The more videos I help make at GDS, the more I'm learning about making videos. This is a good thing.
One thing I've learned is that while sometimes a good script does the job, it's not always the best tool for the job. Sometimes, a proper storyboard, with words and pictures sketched out side-by-side, is the best approach.
You can spend a long time messing about with all sorts of different bits of software for storyboards, but nothing I've tried so far is as good - as fast, as clear, as easy - as plain old sticky notes.
So yesterday I spent a couple of hours sat at a large table with a pad of stickies and a pen, and drew up a complete storyboard. It was an extremely productive session. It felt satisfying. With all the shots laid out on the table in front of me, I could see the shape of the film. Even if it turns out to be the wrong shape, it's good to have a shape to start with.
On Monday I spoke at Matt Sheret's Night for trying stuff out, trying something out that had been hovering in my head for years.
I messed up a bit - my notes didn't show up as I expected them to, so I spoke from memory, thinking I could wing it. That mostly worked, but meant I left out a handful of useful details and (possibly) amusing gags. It also meant I improvised a bit, which was also good, because I've always been happy improvising.
Feedback from listeners was extremely useful. Someone said: "It was a bit #humblebrag," which was something that hadn't occurred to me (although it should have done). The things you don't see when you're too close to something.
Another person helpfully pointed out bits I should have explained better. I'd assumed some background knowledge on the part of the audience, so flew through some bits without really clarifying why A resulted in B, and why X caused Y and ended in Z.
I doubt I'll do that particular talk again, but the feedback was very useful for any other talks I might take on in future.
Also, the format of the event was great. Matt knew what he wanted out of it. It was a thing for the benefit of the speakers, not the listeners. But it wouldn't have worked without the listeners taking the time to be there, and be constructive with their comments.
I failed to stick around at the end and talk to any of my fellow tryers-out of stuff - I was so tired by that point, I could barely keep my eyes open.

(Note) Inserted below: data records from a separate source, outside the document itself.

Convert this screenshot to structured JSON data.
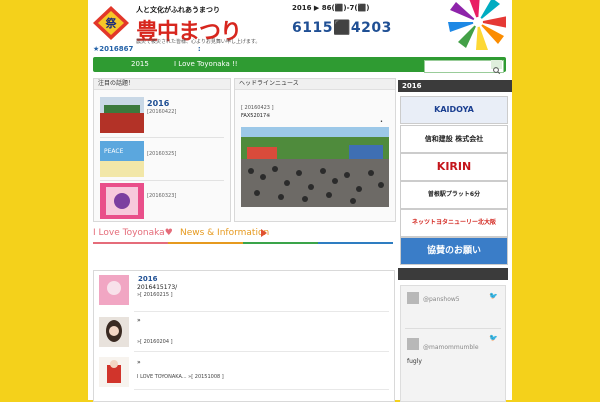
{
  "header": {
    "logo_subtitle": "人と文化がふれあうまつり",
    "logo_title": "豊中まつり",
    "logo_caption": "震災で被災された皆様、心よりお見舞い申し上げます。",
    "dates_line": "2016 ▶ 86(⬛)-7(⬛)",
    "dates_big": "6115⬛4203"
  },
  "notice": {
    "date_text": "★2016867",
    "colon": ":"
  },
  "nav": {
    "year": "2015",
    "love": "I Love Toyonaka !!",
    "search_placeholder": ""
  },
  "topics": {
    "head": "注目の話題！",
    "items": [
      {
        "year": "2016",
        "date": "[20160422]"
      },
      {
        "year": "",
        "date": "[20160325]"
      },
      {
        "year": "",
        "date": "[20160323]"
      }
    ]
  },
  "headline": {
    "head": "ヘッドラインニュース",
    "date": "[ 20160423 ]",
    "fax": "FAX52017※",
    "dot": "•"
  },
  "banner": {
    "love": "I Love Toyonaka♥",
    "news": "News & Information"
  },
  "posts": [
    {
      "year": "2016",
      "text": "2016415173/",
      "date": "»[ 20160215 ]"
    },
    {
      "year": "",
      "text": "»",
      "date": "»[ 20160204 ]"
    },
    {
      "year": "",
      "text": "»",
      "date": "I LOVE TOYONAKA... »[ 20151008 ]"
    }
  ],
  "sidebar": {
    "head": "2016",
    "ads": [
      {
        "label": "KAIDOYA",
        "color": "#1b3f91",
        "bg": "#e9eef7"
      },
      {
        "label": "信和建設 株式会社",
        "color": "#202020",
        "bg": "#ffffff"
      },
      {
        "label": "KIRIN",
        "color": "#c4161c",
        "bg": "#ffffff"
      },
      {
        "label": "曽根駅プラット6分",
        "color": "#222222",
        "bg": "#ffffff"
      },
      {
        "label": "ネッツトヨタニューリー北大阪",
        "color": "#d2231c",
        "bg": "#ffffff"
      },
      {
        "label": "協賛のお願い",
        "color": "#ffffff",
        "bg": "#3a7dc8"
      }
    ],
    "tweets": [
      {
        "user": "@panshow5",
        "text": ""
      },
      {
        "user": "@mamommumble",
        "text": "fugly"
      }
    ]
  },
  "colors": {
    "background": "#f4d11b",
    "nav_green": "#2f9b32",
    "title_red": "#d7261e",
    "link_blue": "#1f4f94"
  }
}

properly old-man tired— Giles Turnbull (@gilest) January 20, 2014
Suffice to say, though, I was mightily impressed by the other speakers' efforts. Thanks to them, and to Matt, for a stimulating and enjoyable evening.